● **WHAT TO PRODUCE**
Select, from the data, each line where "this" occurs.

(Component data from apps and pages)
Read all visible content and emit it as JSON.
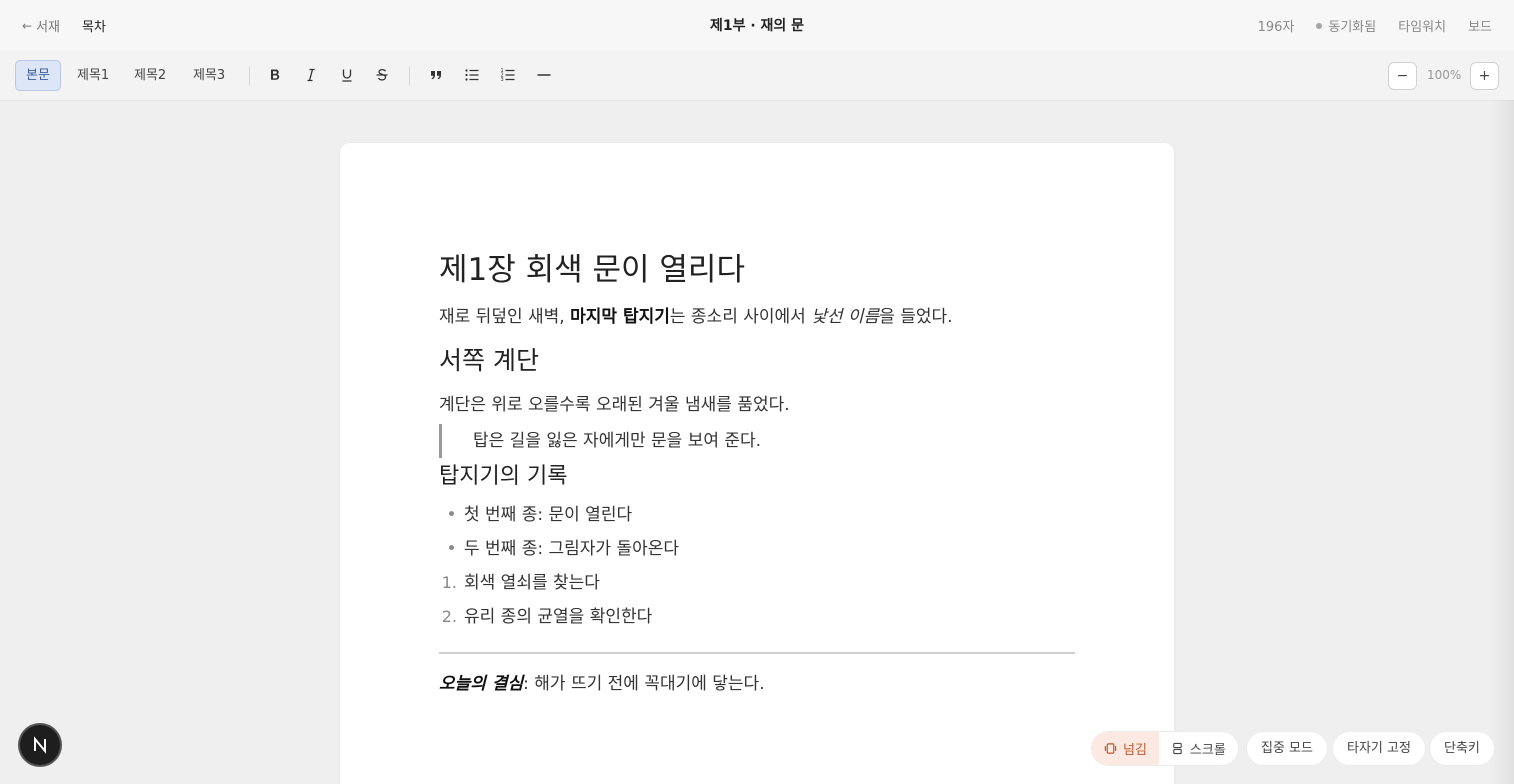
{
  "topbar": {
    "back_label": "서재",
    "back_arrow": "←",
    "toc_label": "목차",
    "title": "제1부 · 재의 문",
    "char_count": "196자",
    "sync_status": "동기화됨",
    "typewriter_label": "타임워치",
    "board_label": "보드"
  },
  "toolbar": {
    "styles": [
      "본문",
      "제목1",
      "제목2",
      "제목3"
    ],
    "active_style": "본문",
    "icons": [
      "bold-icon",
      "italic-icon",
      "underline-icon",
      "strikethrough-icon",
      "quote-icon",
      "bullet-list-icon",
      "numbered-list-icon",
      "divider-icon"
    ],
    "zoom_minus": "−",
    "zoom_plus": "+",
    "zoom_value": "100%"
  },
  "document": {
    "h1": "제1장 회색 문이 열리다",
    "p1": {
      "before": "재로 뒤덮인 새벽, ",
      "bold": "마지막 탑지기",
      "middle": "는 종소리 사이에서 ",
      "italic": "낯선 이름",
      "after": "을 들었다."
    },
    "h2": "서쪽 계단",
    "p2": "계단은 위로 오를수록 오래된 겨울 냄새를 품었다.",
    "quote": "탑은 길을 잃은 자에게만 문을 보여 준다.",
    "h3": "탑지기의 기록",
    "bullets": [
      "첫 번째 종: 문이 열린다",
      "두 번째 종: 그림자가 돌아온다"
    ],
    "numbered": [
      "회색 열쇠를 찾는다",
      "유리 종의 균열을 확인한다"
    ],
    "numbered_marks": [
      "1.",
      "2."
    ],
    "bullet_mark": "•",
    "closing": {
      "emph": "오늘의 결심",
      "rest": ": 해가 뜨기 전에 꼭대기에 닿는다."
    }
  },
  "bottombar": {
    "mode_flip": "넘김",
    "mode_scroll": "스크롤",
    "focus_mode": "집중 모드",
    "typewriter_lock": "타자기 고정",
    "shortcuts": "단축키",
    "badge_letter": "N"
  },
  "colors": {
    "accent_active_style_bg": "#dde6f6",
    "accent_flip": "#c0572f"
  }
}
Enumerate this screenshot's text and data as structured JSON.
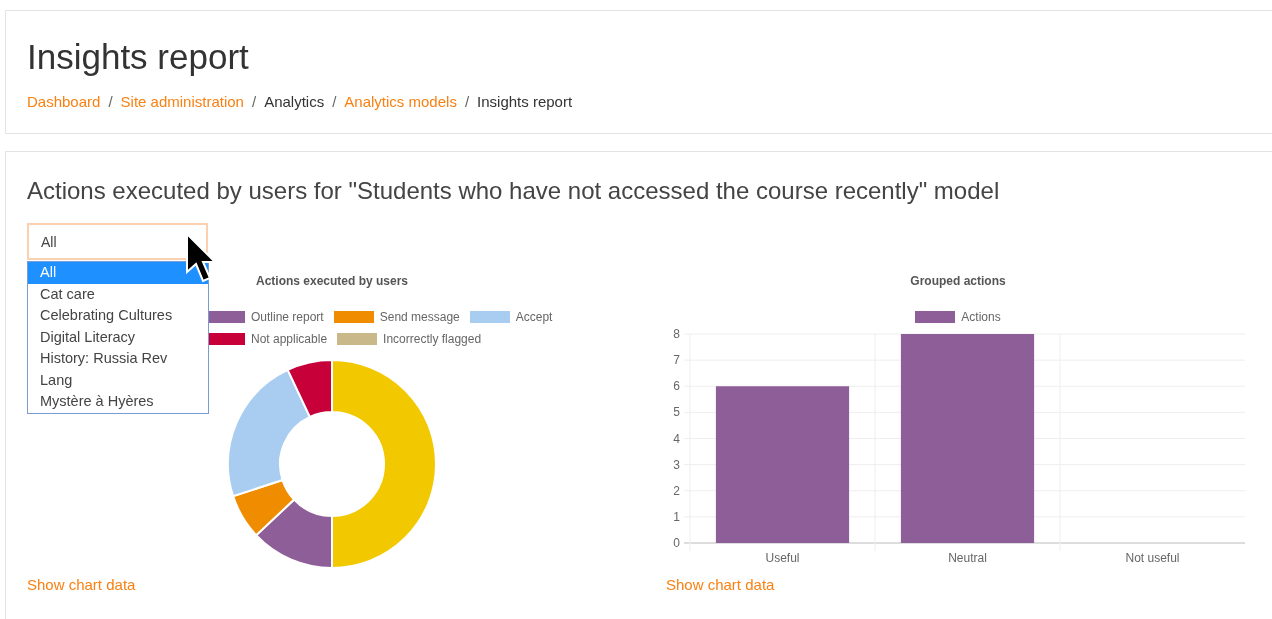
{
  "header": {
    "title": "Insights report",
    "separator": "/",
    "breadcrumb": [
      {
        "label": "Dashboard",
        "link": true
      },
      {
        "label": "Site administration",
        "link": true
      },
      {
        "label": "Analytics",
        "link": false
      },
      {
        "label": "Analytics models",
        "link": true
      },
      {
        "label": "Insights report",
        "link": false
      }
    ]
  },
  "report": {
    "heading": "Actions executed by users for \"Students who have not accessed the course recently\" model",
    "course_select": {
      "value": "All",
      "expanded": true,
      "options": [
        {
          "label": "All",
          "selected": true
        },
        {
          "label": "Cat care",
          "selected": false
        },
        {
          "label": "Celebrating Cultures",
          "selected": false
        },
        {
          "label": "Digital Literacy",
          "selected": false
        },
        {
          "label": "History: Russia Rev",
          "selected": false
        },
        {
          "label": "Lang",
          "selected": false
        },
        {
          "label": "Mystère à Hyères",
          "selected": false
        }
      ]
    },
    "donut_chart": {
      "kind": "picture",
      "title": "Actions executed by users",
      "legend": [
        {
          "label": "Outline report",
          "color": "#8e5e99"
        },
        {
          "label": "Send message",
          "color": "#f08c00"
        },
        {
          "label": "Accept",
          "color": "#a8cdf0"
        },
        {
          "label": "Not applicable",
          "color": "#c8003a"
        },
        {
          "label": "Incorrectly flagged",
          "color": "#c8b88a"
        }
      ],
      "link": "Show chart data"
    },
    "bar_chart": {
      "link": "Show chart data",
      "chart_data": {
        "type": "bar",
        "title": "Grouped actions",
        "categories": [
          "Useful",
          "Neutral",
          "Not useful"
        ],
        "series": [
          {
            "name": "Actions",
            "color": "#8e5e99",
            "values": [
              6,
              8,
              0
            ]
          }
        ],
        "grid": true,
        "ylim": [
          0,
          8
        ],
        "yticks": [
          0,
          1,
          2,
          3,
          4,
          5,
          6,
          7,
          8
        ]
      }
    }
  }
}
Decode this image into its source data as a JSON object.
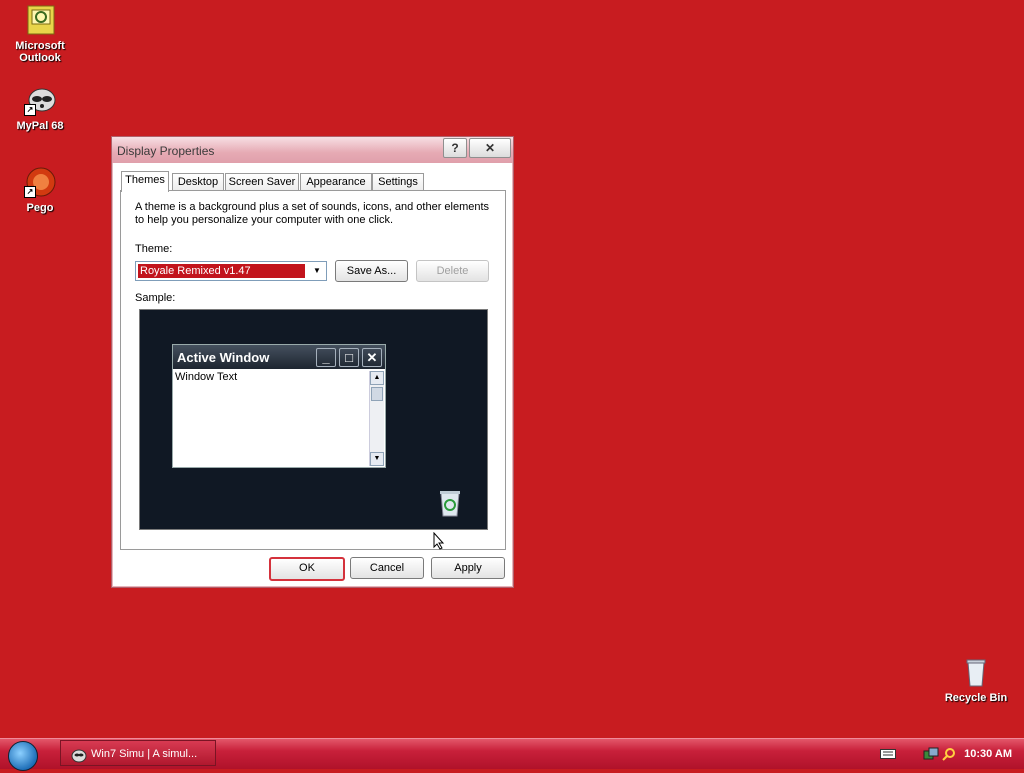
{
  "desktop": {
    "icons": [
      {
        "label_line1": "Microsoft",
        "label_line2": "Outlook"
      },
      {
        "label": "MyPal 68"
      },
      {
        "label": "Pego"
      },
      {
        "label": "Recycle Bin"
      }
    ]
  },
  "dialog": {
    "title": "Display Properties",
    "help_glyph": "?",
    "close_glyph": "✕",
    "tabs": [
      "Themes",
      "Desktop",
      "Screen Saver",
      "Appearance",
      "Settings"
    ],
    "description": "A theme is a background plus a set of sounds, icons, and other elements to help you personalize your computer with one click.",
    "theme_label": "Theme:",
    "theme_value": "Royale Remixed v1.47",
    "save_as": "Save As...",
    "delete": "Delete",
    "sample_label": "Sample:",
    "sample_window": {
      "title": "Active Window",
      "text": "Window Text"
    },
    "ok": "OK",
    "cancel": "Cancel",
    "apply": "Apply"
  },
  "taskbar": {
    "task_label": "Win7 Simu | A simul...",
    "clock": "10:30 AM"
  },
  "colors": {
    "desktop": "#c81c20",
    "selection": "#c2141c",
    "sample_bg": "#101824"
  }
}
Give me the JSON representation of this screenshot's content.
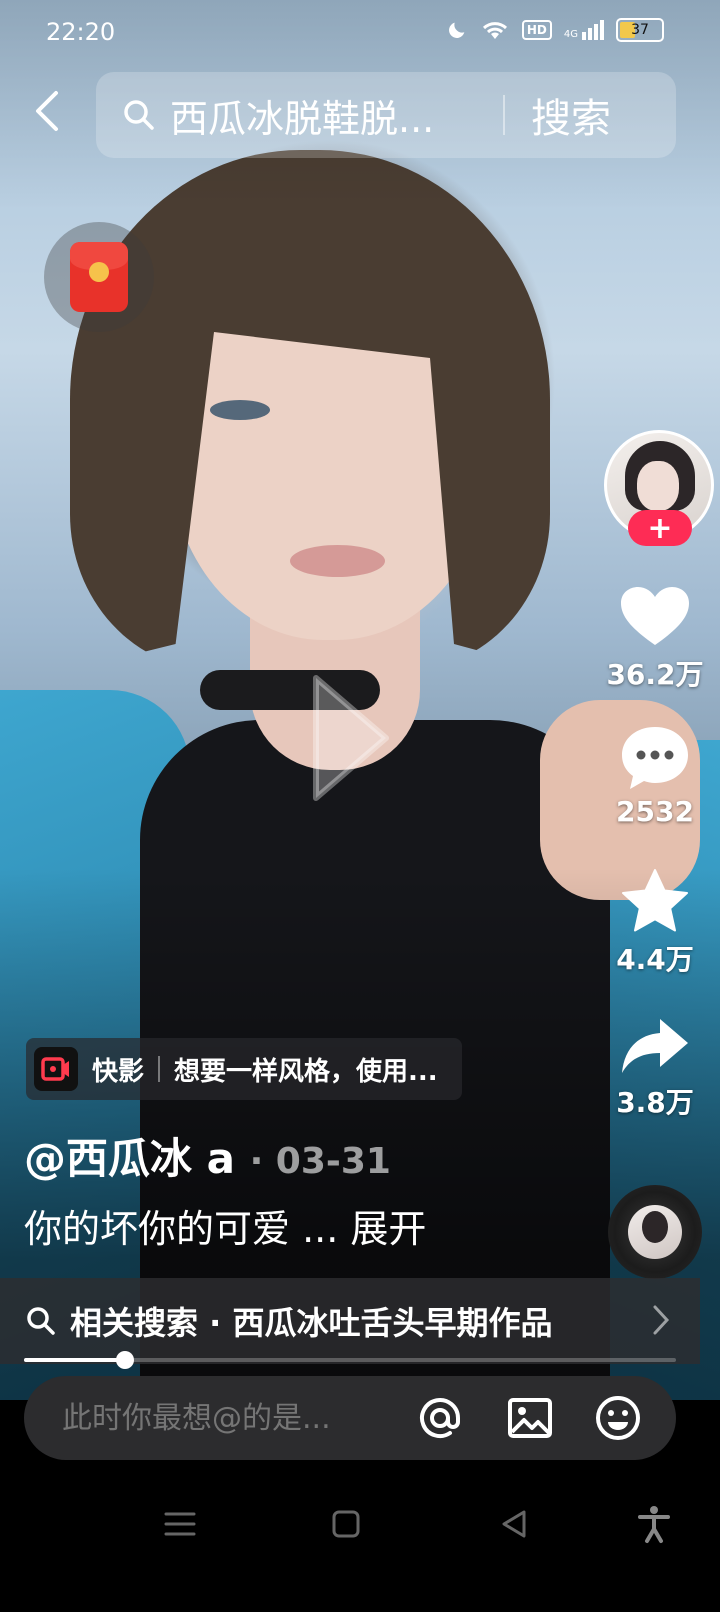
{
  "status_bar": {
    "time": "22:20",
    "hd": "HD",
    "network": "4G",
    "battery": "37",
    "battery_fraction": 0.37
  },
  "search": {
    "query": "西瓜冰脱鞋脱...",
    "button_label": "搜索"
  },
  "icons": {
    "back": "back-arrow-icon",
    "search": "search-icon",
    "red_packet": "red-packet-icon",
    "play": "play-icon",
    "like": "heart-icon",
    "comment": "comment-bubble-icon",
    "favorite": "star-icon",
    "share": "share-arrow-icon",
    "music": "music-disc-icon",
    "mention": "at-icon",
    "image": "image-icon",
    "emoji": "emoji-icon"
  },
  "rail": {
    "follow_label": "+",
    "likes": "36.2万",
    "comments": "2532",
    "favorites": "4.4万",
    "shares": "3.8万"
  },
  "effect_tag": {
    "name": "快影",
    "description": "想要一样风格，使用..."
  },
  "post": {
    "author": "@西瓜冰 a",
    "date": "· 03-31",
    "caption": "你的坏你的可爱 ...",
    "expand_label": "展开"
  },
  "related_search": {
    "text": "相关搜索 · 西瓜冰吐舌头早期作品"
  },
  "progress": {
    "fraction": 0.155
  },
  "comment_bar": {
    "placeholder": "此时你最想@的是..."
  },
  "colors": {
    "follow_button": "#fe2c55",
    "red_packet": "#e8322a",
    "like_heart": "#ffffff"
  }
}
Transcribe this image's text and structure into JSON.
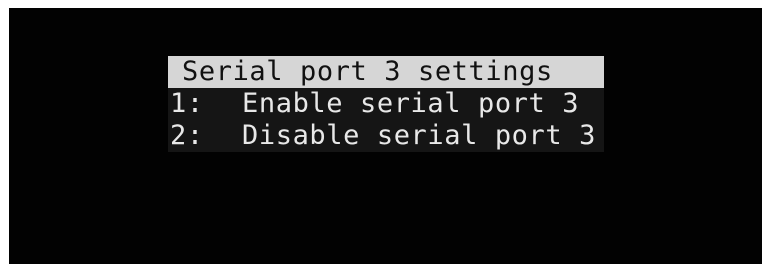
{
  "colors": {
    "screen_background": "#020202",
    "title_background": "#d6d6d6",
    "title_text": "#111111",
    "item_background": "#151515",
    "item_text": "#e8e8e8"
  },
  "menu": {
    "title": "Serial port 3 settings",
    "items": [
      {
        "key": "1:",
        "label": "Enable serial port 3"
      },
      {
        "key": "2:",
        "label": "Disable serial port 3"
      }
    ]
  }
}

● **ANSWER BOX**
Enumerate this screenshot's text and data as structured JSON.
Decode this image into its source data as a JSON object.
Give me the JSON representation of this screenshot's content.
Transcribe this image's text and structure into JSON.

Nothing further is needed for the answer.